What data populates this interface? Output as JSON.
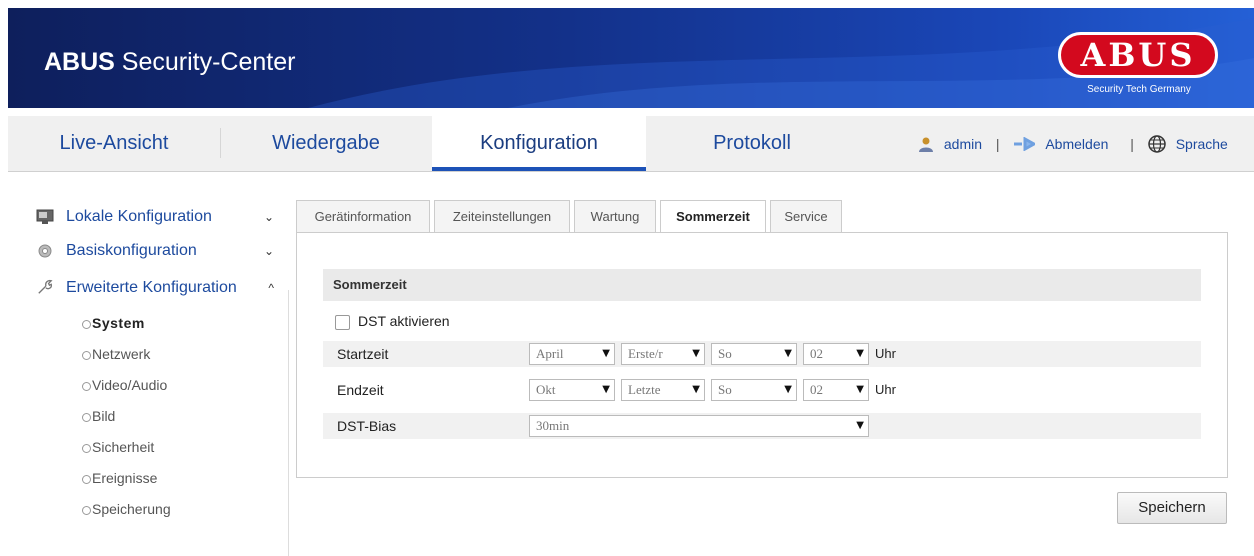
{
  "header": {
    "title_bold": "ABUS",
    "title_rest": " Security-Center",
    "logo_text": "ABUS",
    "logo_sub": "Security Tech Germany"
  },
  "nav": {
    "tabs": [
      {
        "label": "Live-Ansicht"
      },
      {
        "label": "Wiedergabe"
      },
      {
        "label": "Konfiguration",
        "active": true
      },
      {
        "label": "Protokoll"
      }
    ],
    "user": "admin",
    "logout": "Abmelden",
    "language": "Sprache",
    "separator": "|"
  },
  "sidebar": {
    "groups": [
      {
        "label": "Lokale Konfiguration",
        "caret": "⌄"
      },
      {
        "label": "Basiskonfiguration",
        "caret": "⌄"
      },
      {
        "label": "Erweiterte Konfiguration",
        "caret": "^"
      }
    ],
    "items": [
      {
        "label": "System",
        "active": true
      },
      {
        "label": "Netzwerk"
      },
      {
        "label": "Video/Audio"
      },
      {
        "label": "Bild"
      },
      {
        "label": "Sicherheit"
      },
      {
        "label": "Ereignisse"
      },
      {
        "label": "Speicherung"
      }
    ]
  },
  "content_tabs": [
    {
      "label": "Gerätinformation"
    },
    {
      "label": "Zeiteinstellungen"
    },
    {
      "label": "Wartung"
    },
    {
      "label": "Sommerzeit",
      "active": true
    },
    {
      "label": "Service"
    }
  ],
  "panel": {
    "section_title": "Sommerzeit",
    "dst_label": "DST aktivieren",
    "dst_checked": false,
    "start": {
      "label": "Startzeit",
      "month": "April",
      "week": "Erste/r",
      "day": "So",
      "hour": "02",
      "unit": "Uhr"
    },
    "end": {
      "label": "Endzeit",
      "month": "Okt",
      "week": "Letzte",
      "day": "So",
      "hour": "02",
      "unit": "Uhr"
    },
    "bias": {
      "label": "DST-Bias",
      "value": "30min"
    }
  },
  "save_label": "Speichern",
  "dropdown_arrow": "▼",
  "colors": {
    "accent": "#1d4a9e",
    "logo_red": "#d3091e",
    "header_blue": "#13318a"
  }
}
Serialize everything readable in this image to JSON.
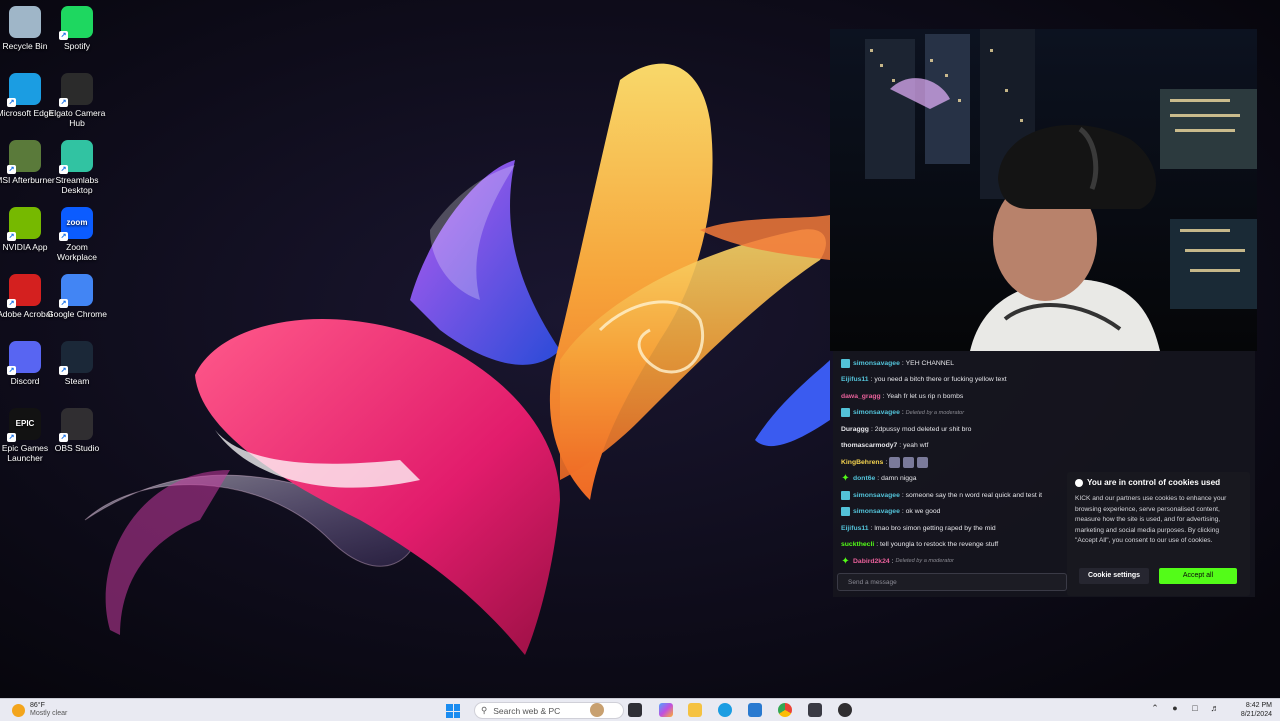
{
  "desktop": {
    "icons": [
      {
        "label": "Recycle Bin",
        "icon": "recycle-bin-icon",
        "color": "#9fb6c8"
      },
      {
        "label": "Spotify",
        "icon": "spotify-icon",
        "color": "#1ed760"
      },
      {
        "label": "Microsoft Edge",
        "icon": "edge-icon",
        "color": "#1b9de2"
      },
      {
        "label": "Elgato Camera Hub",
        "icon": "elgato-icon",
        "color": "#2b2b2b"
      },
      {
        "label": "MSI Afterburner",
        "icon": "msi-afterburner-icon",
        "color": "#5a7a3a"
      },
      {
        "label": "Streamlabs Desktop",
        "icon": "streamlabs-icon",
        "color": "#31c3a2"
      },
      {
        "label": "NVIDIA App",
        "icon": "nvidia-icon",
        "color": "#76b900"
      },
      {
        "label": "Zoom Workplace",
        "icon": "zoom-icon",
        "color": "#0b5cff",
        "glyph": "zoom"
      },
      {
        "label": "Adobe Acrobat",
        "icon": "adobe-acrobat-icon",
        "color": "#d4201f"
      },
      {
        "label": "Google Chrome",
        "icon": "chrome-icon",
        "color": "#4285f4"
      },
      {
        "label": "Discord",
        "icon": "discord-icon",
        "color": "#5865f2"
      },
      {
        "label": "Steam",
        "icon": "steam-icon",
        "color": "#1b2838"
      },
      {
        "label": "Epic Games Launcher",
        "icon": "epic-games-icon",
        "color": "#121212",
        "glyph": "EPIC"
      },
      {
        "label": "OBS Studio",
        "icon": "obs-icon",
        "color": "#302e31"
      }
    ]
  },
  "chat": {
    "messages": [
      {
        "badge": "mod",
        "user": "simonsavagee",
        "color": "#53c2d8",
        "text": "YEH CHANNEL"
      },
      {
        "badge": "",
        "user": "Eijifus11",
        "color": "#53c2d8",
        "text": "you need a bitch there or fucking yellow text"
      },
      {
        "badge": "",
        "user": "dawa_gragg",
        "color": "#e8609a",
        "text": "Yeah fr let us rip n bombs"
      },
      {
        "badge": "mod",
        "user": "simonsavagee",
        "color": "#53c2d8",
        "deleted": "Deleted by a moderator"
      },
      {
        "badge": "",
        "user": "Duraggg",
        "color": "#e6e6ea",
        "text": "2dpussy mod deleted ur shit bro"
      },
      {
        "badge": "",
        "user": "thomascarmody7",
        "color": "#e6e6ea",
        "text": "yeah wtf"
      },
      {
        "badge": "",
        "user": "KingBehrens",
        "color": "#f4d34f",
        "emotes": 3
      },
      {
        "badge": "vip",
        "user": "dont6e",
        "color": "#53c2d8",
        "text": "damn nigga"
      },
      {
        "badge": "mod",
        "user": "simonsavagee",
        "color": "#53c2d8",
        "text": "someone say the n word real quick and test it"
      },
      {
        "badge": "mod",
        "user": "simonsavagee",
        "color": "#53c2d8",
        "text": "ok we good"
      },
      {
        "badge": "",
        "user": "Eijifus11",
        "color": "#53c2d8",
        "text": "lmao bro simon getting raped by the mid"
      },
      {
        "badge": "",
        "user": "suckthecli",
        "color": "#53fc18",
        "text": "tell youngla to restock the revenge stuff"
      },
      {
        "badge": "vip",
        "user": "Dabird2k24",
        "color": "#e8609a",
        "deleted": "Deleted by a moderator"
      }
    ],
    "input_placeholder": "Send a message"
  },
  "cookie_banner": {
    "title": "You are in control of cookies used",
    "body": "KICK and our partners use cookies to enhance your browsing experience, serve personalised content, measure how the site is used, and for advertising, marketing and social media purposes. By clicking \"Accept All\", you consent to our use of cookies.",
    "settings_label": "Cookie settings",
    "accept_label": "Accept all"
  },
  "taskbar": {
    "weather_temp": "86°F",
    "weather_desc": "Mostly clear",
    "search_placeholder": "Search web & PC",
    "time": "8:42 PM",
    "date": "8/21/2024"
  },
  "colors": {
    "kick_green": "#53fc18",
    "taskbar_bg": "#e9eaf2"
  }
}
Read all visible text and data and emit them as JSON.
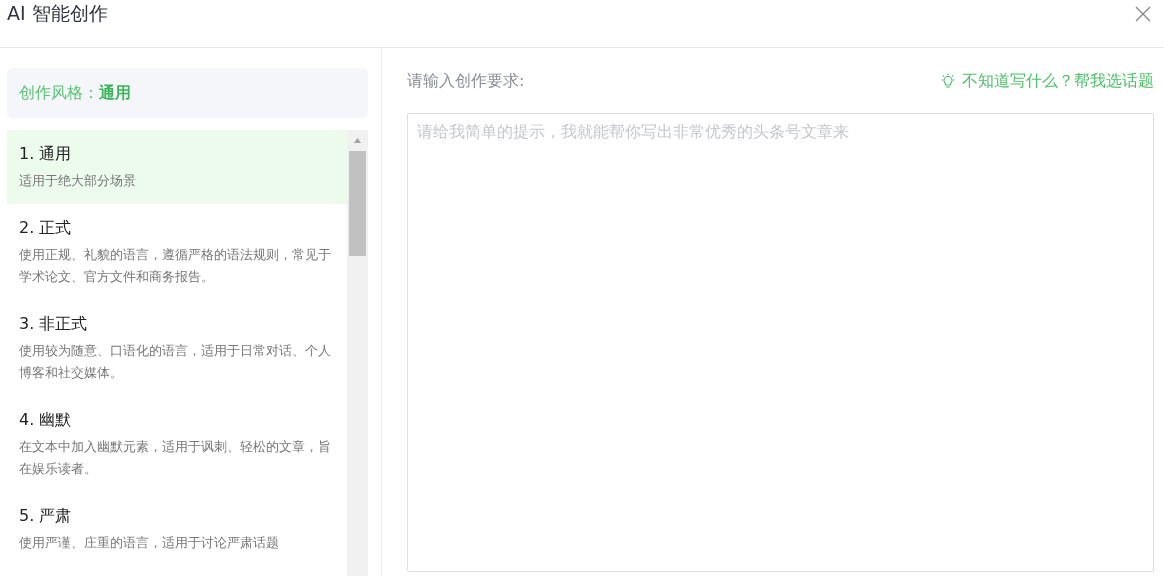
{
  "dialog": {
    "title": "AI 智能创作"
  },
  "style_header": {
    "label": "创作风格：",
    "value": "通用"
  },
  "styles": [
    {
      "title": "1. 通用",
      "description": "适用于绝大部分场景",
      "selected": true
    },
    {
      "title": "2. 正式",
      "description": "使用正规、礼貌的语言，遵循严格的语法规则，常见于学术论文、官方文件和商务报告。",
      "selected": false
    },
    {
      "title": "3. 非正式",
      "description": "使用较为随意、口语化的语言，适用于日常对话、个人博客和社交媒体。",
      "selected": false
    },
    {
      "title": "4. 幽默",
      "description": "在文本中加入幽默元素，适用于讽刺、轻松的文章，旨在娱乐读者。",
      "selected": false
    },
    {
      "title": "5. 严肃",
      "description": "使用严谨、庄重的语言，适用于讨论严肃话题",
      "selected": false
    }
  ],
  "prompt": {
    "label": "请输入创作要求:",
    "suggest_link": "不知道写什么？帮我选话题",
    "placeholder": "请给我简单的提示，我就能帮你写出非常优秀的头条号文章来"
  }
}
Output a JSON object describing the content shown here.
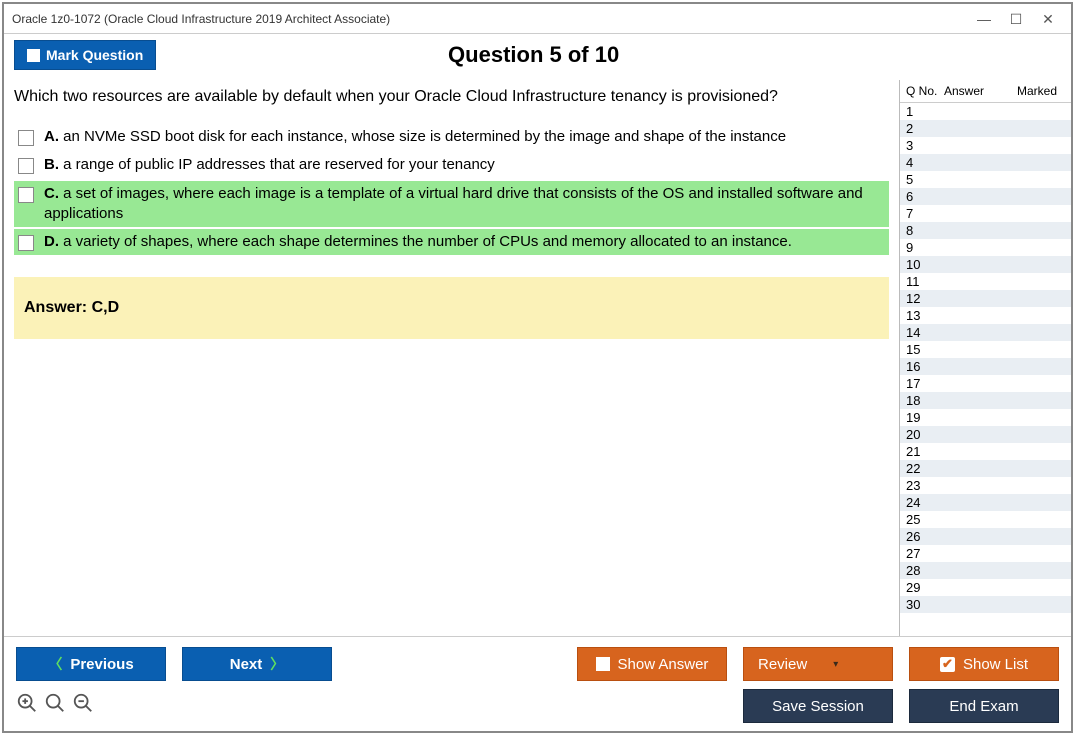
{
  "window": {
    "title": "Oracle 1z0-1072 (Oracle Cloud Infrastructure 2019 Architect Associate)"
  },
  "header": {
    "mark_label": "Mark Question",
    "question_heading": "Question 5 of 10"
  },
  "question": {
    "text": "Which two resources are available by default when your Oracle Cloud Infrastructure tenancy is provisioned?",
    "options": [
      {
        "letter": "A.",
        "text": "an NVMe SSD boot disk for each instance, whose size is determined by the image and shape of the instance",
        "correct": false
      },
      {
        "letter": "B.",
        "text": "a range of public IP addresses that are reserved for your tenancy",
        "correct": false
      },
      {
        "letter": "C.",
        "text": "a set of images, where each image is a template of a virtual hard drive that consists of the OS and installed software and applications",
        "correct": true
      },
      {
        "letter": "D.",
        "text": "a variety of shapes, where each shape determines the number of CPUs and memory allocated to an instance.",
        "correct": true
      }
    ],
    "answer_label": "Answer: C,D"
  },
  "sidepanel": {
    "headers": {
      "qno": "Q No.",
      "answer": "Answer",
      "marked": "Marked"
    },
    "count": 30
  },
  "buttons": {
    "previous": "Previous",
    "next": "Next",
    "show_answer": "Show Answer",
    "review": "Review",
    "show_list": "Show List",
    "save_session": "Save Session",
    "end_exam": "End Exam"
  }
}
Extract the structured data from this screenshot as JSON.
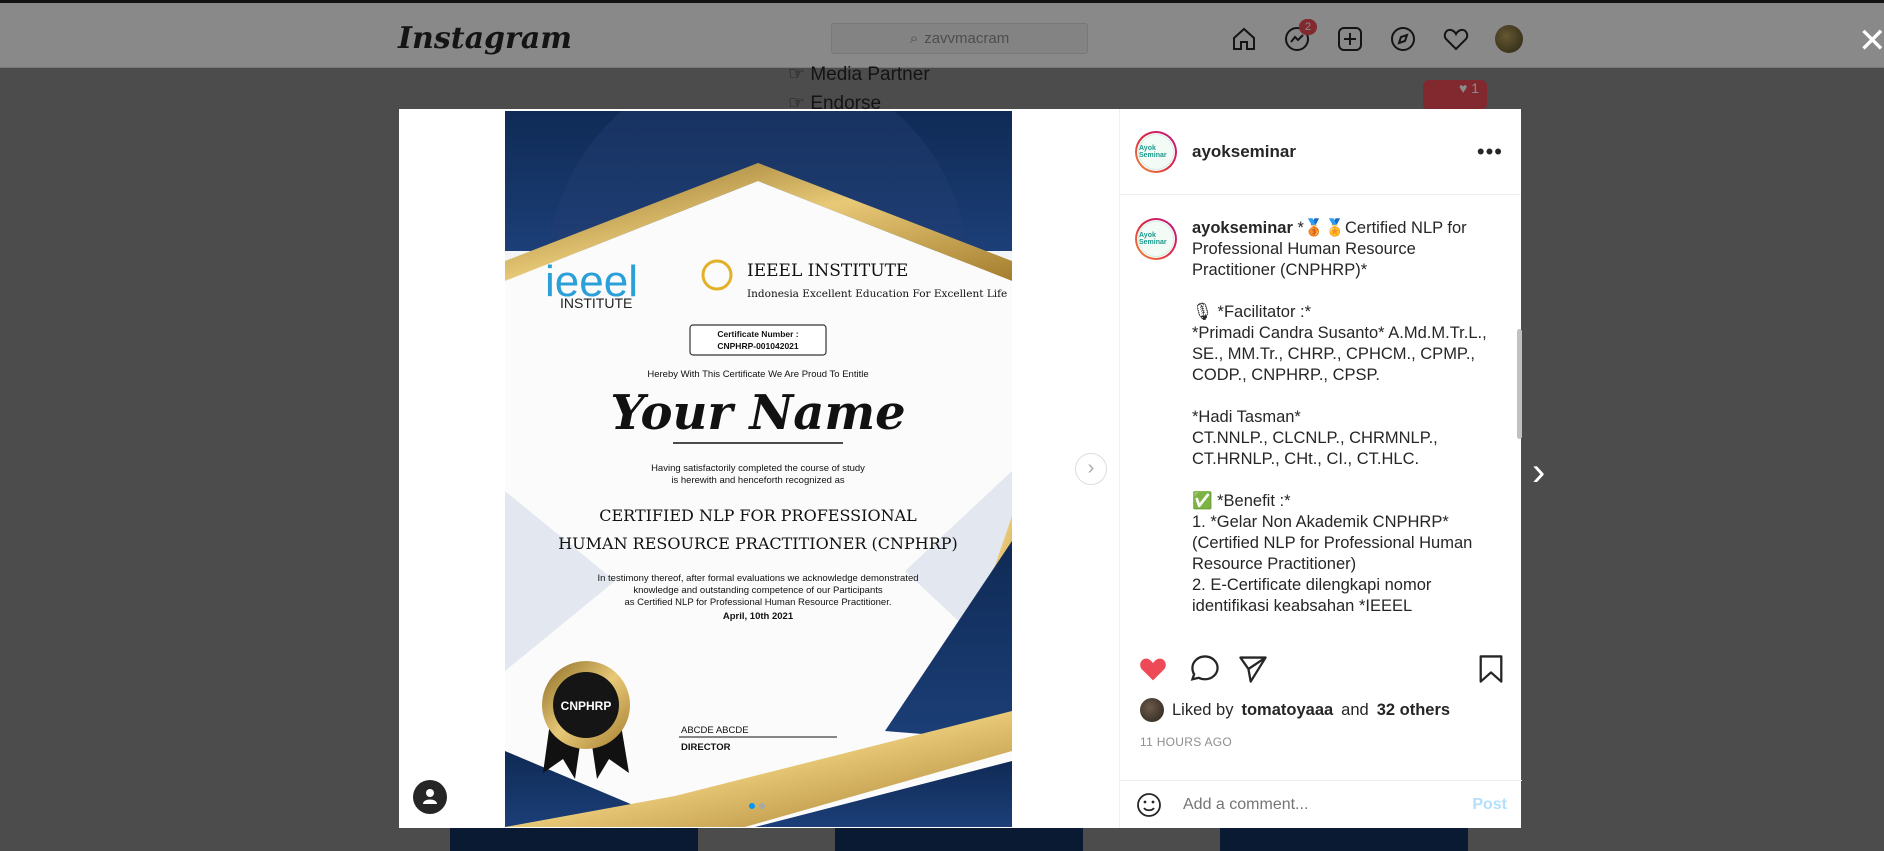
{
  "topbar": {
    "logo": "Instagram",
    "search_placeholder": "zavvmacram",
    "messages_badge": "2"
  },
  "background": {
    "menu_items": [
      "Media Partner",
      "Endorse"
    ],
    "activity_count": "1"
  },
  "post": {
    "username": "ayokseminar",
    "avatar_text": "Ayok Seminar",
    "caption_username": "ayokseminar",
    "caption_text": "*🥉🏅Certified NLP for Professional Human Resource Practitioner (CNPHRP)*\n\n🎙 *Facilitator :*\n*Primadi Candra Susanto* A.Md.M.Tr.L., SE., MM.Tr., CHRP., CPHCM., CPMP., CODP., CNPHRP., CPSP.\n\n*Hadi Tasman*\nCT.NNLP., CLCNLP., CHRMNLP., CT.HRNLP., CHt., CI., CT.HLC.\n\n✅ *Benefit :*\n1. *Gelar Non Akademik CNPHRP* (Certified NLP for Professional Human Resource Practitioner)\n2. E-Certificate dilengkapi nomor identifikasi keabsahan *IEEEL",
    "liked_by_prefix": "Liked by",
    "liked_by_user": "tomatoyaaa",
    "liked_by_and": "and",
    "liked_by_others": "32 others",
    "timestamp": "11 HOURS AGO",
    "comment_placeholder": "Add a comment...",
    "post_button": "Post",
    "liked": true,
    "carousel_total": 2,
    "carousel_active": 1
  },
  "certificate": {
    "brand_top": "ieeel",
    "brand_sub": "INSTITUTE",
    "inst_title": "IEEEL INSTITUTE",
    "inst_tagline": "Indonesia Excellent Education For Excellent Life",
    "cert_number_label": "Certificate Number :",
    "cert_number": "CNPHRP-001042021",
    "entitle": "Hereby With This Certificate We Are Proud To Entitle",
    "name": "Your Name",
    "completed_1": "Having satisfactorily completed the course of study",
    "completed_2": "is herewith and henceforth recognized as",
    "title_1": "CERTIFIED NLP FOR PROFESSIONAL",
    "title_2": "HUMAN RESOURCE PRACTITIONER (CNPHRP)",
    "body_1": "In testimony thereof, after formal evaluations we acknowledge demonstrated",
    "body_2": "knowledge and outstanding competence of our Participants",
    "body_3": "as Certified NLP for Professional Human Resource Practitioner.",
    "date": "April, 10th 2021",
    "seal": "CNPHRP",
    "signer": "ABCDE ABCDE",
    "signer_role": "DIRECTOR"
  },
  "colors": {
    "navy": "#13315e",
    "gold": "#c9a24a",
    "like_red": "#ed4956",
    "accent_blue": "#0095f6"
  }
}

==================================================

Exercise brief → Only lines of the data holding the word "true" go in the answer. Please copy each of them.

Output for this task →
        "active": true
        "active": true
      "active": true
      "selected": true
        "correct": true
        "correct": true
    "liked": true,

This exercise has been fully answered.